**Assignment**
Pull each line holding the word "true" from the data.

Dataset rows for apps and sites
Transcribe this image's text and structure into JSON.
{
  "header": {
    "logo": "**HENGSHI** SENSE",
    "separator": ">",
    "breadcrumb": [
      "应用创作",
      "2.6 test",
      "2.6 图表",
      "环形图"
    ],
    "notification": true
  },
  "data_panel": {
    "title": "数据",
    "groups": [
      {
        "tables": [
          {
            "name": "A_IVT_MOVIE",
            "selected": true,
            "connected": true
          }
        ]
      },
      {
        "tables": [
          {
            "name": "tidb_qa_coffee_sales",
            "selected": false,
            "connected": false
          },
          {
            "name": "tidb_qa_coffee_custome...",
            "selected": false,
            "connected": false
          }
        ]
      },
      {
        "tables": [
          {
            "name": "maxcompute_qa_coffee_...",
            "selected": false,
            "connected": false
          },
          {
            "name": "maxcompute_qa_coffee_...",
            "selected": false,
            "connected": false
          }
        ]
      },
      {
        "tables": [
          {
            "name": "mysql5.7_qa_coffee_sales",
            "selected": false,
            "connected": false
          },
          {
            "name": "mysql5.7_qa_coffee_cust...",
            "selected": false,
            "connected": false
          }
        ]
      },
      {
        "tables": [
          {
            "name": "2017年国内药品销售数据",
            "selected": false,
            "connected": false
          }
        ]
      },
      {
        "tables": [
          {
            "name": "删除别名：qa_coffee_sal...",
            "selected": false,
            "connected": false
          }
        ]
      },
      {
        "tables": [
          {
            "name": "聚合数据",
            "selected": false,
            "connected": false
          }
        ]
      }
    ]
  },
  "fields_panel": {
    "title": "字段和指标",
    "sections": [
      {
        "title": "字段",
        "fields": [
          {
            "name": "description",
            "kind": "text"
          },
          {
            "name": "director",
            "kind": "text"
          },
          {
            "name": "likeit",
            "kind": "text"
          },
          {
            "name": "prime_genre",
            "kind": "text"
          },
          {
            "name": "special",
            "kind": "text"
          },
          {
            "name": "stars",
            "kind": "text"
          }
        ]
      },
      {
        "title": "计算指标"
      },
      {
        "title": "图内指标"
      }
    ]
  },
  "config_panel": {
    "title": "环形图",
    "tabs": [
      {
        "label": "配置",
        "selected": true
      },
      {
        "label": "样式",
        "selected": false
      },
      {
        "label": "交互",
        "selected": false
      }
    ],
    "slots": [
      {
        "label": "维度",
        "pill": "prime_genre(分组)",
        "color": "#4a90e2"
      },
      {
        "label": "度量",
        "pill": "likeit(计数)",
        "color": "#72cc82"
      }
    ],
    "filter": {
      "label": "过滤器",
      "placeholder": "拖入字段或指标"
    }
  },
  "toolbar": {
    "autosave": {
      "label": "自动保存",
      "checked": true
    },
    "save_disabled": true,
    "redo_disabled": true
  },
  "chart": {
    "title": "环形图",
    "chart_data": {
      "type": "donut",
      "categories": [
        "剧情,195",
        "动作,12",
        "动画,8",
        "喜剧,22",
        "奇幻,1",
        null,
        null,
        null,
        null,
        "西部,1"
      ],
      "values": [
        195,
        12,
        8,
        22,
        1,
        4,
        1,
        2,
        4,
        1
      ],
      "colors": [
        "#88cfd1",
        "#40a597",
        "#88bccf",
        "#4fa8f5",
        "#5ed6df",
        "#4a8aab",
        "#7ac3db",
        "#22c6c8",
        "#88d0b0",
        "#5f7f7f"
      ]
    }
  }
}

**Answer to this task**
    "notification": true
            "selected": true,
            "connected": true
        "selected": true
      "checked": true
    "save_disabled": true,
    "redo_disabled": true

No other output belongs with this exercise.